[0089] Storage device 1110 may also store instructions, such as source code or binary code, for performing the techniques described above. Storage device 1110 may additionally store data used and manipulated by computer processor 1106. For example, storage device 1110 may be a database that is accessed by computer system 1100. Other examples of storage device 1110 include random access memory (RAM), read only memory (ROM), a hard drive, a magnetic disk, an optical disk, a CD-ROM, a DVD, a flash memory, a USB memory card, or any other medium from which a computer can read.

[0090] Memory 1108 or storage device 1110 may be an example of a non-transitory computer-readable storage medium for use by or in connection with computer system 1100. The non-transitory computer-readable storage medium contains instructions for controlling a computer system 1100 to be configured to perform functions described by some embodiments. The instructions, when executed by one or more computer processors 1106, may be configured to perform that which is described in some embodiments.

[0091] Computer system 1100 includes a display 1112 for displaying information to a computer user. Display 1112 may display a user interface used by a user to interact with computer system 1100.

]0092] Computer system 1100 also includes a network interface 1104 to provide data communication connection over a network, such as a local area network (LAN) or wide area network (WAN). Wireless networks may also be used. In any such implementation, network interface 1104 sends and receives electrical, electromagnetic, or optical signals that carry digital data streams representing various types of information.

[0093] Computer system 1100 can send and receive information through network interface 1104 across a network 1114, which may be an Intranet or the Internet.
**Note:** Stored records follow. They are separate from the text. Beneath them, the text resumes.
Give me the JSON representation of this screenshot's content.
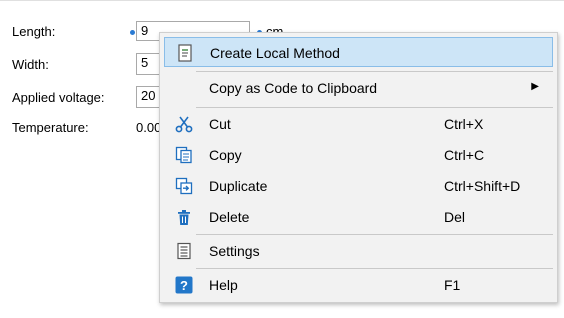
{
  "form": {
    "length": {
      "label": "Length:",
      "value": "9",
      "unit": "cm"
    },
    "width": {
      "label": "Width:",
      "value": "5"
    },
    "voltage": {
      "label": "Applied voltage:",
      "value": "20"
    },
    "temperature": {
      "label": "Temperature:",
      "value": "0.00"
    }
  },
  "context_menu": {
    "items": [
      {
        "label": "Create Local Method",
        "shortcut": "",
        "icon": "local-method-icon",
        "highlighted": true
      },
      {
        "label": "Copy as Code to Clipboard",
        "shortcut": "",
        "icon": "",
        "submenu": true
      },
      {
        "label": "Cut",
        "shortcut": "Ctrl+X",
        "icon": "scissors-icon"
      },
      {
        "label": "Copy",
        "shortcut": "Ctrl+C",
        "icon": "copy-icon"
      },
      {
        "label": "Duplicate",
        "shortcut": "Ctrl+Shift+D",
        "icon": "duplicate-icon"
      },
      {
        "label": "Delete",
        "shortcut": "Del",
        "icon": "trash-icon"
      },
      {
        "label": "Settings",
        "shortcut": "",
        "icon": "settings-icon"
      },
      {
        "label": "Help",
        "shortcut": "F1",
        "icon": "help-icon"
      }
    ],
    "submenu_arrow": "▶",
    "colors": {
      "highlight": "#cde5f7",
      "highlight_border": "#89bde8",
      "icon_blue": "#1f6fbf"
    }
  }
}
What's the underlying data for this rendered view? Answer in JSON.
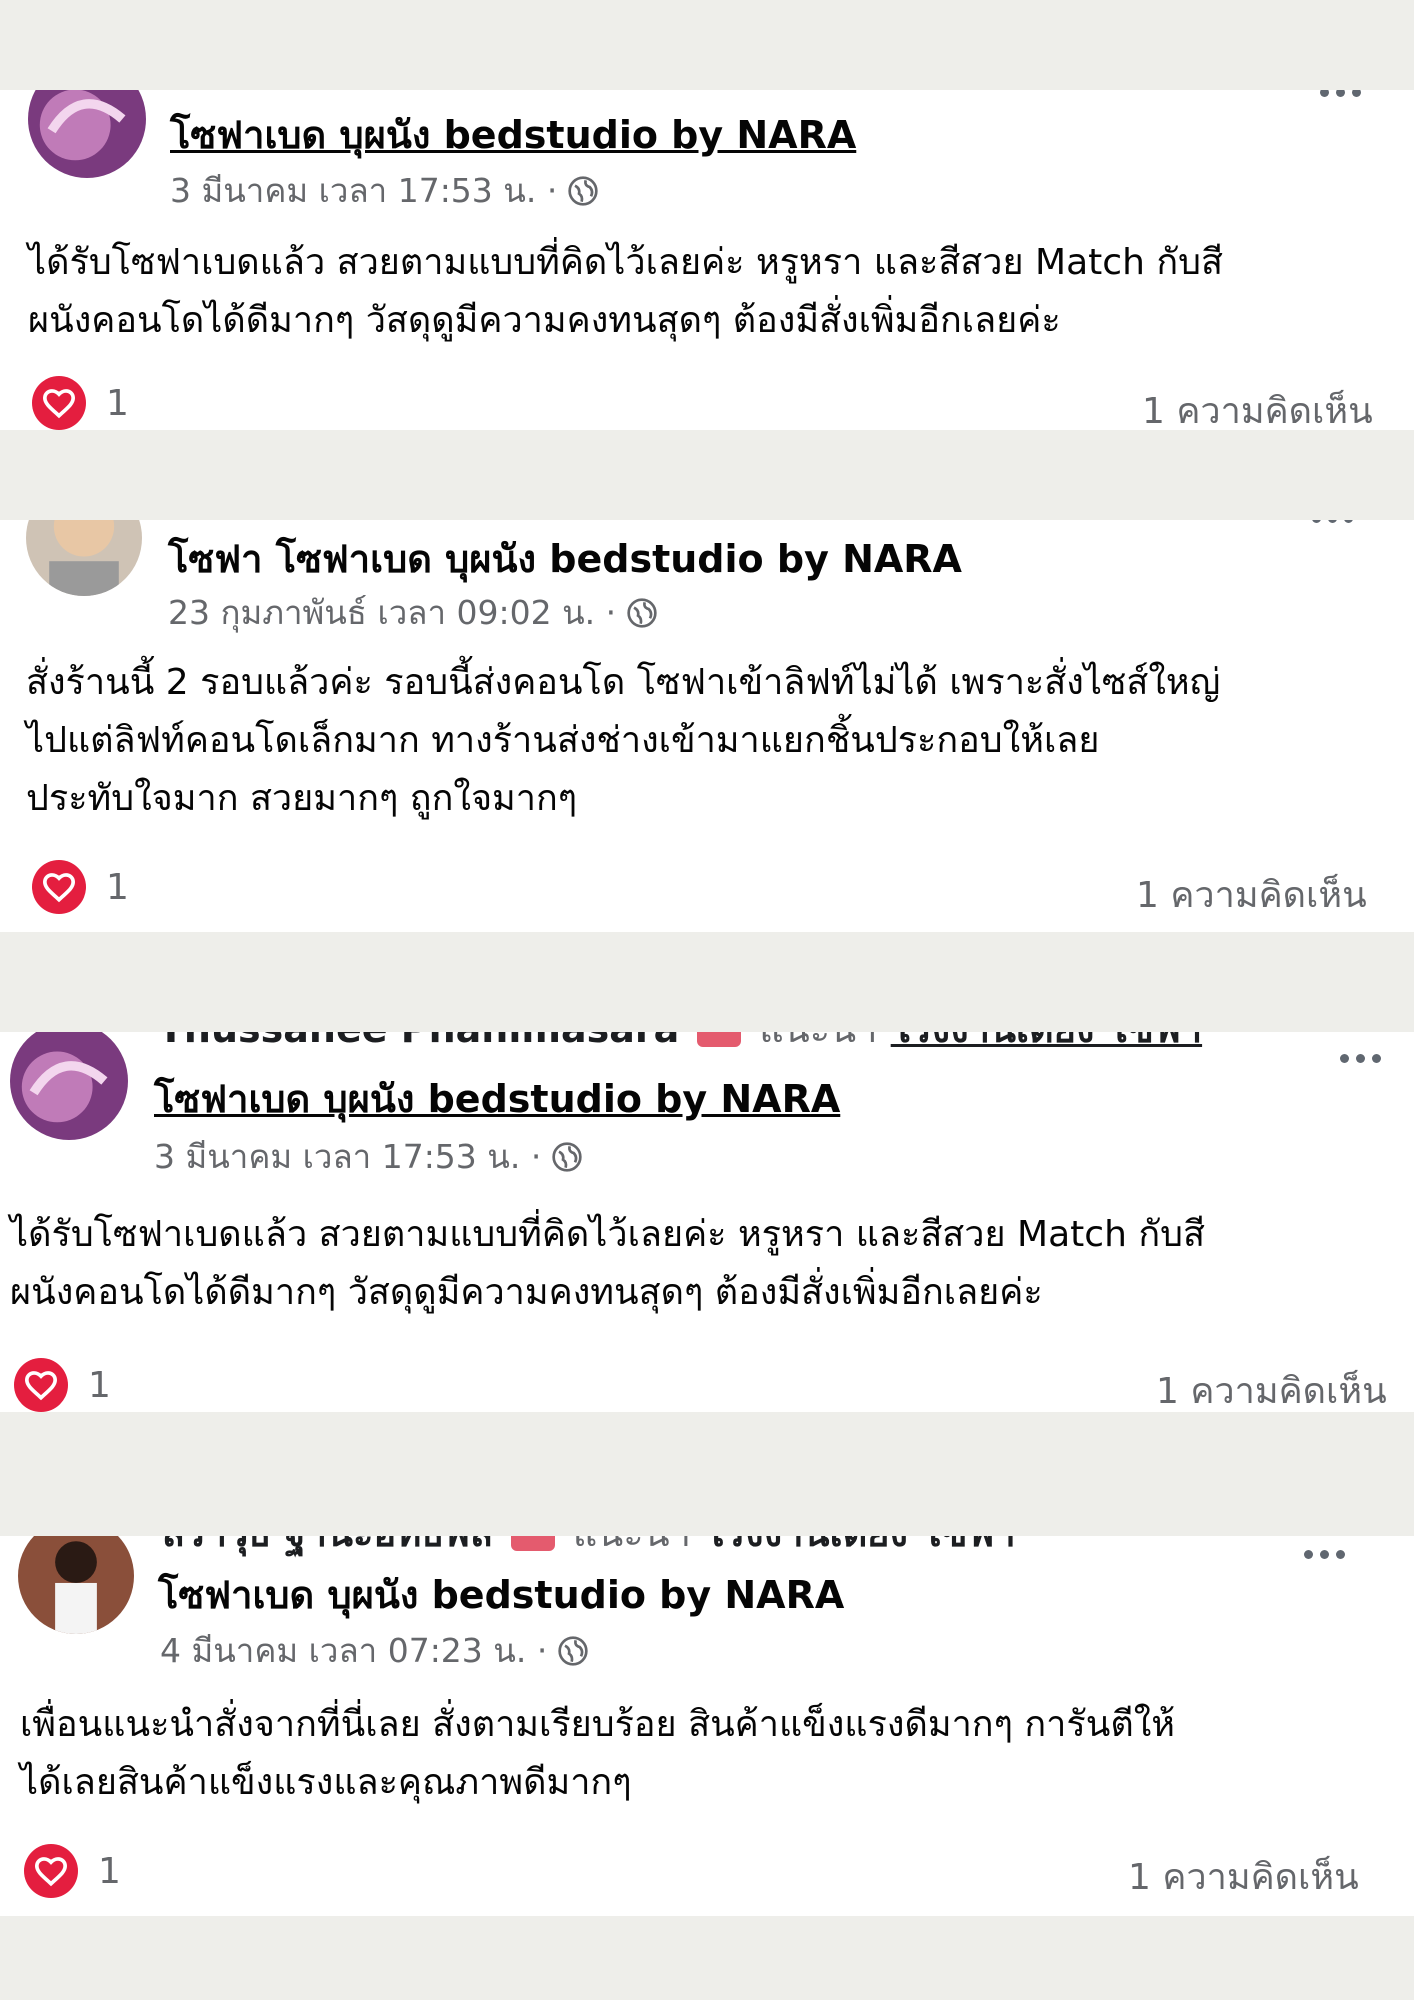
{
  "posts": [
    {
      "page_name": "โซฟาเบด บุผนัง bedstudio by NARA",
      "timestamp": "3 มีนาคม เวลา 17:53 น. ·",
      "lines": [
        "ได้รับโซฟาเบดแล้ว สวยตามแบบที่คิดไว้เลยค่ะ หรูหรา และสีสวย Match กับสี",
        "ผนังคอนโดได้ดีมากๆ วัสดุดูมีความคงทนสุดๆ ต้องมีสั่งเพิ่มอีกเลยค่ะ"
      ],
      "reactions": "1",
      "comments": "1 ความคิดเห็น"
    },
    {
      "page_name_prefix": "โซฟา",
      "page_name": "โซฟาเบด บุผนัง bedstudio by NARA",
      "timestamp": "23 กุมภาพันธ์ เวลา 09:02 น. ·",
      "lines": [
        "สั่งร้านนี้ 2 รอบแล้วค่ะ รอบนี้ส่งคอนโด โซฟาเข้าลิฟท์ไม่ได้ เพราะสั่งไซส์ใหญ่",
        "ไปแต่ลิฟท์คอนโดเล็กมาก ทางร้านส่งช่างเข้ามาแยกชิ้นประกอบให้เลย",
        "ประทับใจมาก สวยมากๆ ถูกใจมากๆ"
      ],
      "reactions": "1",
      "comments": "1 ความคิดเห็น"
    },
    {
      "cut_header": "Thussanee Phanimasara",
      "recommends_label": "แนะนำ",
      "recommends_target": "โรงงานเตียง โซฟา",
      "page_name": "โซฟาเบด บุผนัง bedstudio by NARA",
      "timestamp": "3 มีนาคม เวลา 17:53 น. ·",
      "lines": [
        "ได้รับโซฟาเบดแล้ว สวยตามแบบที่คิดไว้เลยค่ะ หรูหรา และสีสวย Match กับสี",
        "ผนังคอนโดได้ดีมากๆ วัสดุดูมีความคงทนสุดๆ ต้องมีสั่งเพิ่มอีกเลยค่ะ"
      ],
      "reactions": "1",
      "comments": "1 ความคิดเห็น"
    },
    {
      "cut_header": "สราวุธ ฐานะอิทธิพล",
      "recommends_label": "แนะนำ",
      "recommends_target": "โรงงานเตียง โซฟา",
      "page_name": "โซฟาเบด บุผนัง bedstudio by NARA",
      "timestamp": "4 มีนาคม เวลา 07:23 น. ·",
      "lines": [
        "เพื่อนแนะนำสั่งจากที่นี่เลย สั่งตามเรียบร้อย สินค้าแข็งแรงดีมากๆ  การันตีให้",
        "ได้เลยสินค้าแข็งแรงและคุณภาพดีมากๆ"
      ],
      "reactions": "1",
      "comments": "1 ความคิดเห็น"
    }
  ],
  "colors": {
    "background": "#eeeeea",
    "card": "#ffffff",
    "heart": "#e41e3f",
    "meta_text": "#65676b"
  },
  "icons": [
    "heart-icon",
    "globe-icon",
    "more-options-icon",
    "avatar"
  ]
}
Computer system 1100 may interact with other computer systems 1100 through network 1114. In some examples, client-server communications occur through network 1114. Also, implementations of some embodiments may be distributed across computer systems 1100 through network 1114.

[0094] Some embodiments may be implemented in a non-transitory computer-readable storage medium for use by or in connection with the instruction execution system, apparatus, system, or machine. The computer-readable storage medium contains instructions for controlling a computer system to perform a method described by some embodiments. The computer system may include one or more computing devices. The instructions, when executed by one or more computer processors, may be configured to perform that which is described in some embodiments.

[0095] As used in the description herein and throughout the claims that follow,“a”,“an”, and “the” includes plural references unless the context clearly dictates otherwise. Also, as used in the description herein and throughout the claims that follow, the meaning of “in” includes “in” and“on” unless the context clearly dictates otherwise.

[0096] The above description illustrates various embodiments along with examples of how aspects of some embodiments may be implemented. The above examples and embodiments should not be deemed to be the only embodiments, and are presented to illustrate the flexibility and advantages of some embodiments as defined by the following claims. Based on the above disclosure and the following claims, other arrangements, embodiments, implementations and equivalents may be employed without departing from the scope hereof as defined by the claims.